The problem also concerns Krakow. Apart from typical and universal matters connected with the right to the city, we are dealing with another, Krakow-specific problem. In the crowded and constantly jammed centre, where, apart from the Planty, there are hardly any parks and recreational spaces, huge green areas have been excluded from the city tissue – monastic gardens are surrounded by walls and unavailable to the average inhabitant.

The project concerned the problem of walled-in monastic gardens in the Krakow city centre – it was to inform the inhabitants about the existence of these areas, about the fact that big green areas, unavailable to citizens, can be found within the second ring road.

The project included extensive historical, legal and economic research, conducted by a specialist dealing with the subject, which defined the current use of the monastic green areas. Collected information had been available in full in the form of leaflets and display boards in the Monastic Gardens Information Point and in buildings and artistic intervention places rented for the needs of the project, from which it was possible to see the gardens (without violation of ownership), which was to highlight the distance and unavailability of these areas.

Pictures: Weronika Szmuc


WUR: Monastic Gardens Information Point

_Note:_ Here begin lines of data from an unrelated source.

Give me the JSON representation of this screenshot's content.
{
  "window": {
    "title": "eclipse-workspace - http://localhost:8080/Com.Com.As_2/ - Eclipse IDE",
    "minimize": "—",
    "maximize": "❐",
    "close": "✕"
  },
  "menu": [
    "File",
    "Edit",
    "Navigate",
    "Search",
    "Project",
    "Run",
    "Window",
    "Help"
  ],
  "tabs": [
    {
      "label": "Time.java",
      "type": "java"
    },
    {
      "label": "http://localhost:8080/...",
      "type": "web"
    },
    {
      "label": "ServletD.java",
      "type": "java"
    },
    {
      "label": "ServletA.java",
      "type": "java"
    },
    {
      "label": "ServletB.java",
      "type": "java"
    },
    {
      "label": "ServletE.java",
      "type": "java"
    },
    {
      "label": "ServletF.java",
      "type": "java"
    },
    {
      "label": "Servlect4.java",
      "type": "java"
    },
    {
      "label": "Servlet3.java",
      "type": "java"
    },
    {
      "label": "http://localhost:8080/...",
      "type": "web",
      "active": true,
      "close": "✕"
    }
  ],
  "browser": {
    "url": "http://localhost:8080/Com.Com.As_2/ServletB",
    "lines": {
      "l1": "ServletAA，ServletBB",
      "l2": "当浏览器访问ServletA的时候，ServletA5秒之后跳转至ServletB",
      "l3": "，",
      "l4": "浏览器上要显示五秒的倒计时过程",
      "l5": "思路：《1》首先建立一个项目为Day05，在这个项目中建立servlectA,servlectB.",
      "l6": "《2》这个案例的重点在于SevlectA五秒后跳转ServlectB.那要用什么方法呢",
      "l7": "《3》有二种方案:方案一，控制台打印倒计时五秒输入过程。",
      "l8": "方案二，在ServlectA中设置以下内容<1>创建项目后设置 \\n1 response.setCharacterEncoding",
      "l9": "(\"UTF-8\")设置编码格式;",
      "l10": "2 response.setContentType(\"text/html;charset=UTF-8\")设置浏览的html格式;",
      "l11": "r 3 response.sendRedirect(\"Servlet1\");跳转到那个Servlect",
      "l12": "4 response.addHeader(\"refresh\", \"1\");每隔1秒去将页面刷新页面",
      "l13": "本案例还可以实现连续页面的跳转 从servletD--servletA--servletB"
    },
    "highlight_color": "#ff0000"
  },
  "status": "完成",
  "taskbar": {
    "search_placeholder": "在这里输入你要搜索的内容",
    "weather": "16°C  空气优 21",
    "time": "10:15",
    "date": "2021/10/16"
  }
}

Remember the gardens is an information project envisaging extensive historical, legal and economic research that will set forth present use of the monastic green spaces within the area of the 2nd Ring Road. During the festival all information collected will be available in the Monastic Gardens Information Point between Tuesday and Sunday from 12.00 pm to 6.00 pm.

The Information Point will be opened on: the 10th of June at 2.00 pm

WUR: Rights to the city

The festival will also include a debate revolving around the Remember the Gardens project, regarding the citizens’ right to the city.

Jan Hartman – philosopher, ethicist, Jagiellonian University, Krakow
Przemysław Pluciński – urban sociologist, Adam Mickiewicz University, Poznań
Agnieszka Tarasiuk – curator, last director of Dom Pracy Twórczej (Artists’ Retreat) in Wigry

Hosted by: Jan Sowa – sociologist, Institute of Culture of the Jagiellonian University and Spółdzielnia Goldex Poldex, representing residents’ rights to the city.

Picture: Weronika Szmuc

WUR: Gardens – trips accompanying the project

During the Festival, daily trips run by the Insiders collective departed from the Monastic Gardens Information Point. The trips headed to places where you can see the monastic gardens. The trips were run in a non-invasive manner, without breaching property rights, which was to highlight the situation of distance and inaccessibility of those spaces.

10/06/2011 - 24/06/2011

WUR: Remember the gardens

12/06/2011 - 24/06/2011

WUR: Monastic Gardens Information Point


17:00 WUR: Rights to the city


17:00 WUR: Gardens – trips accompanying the project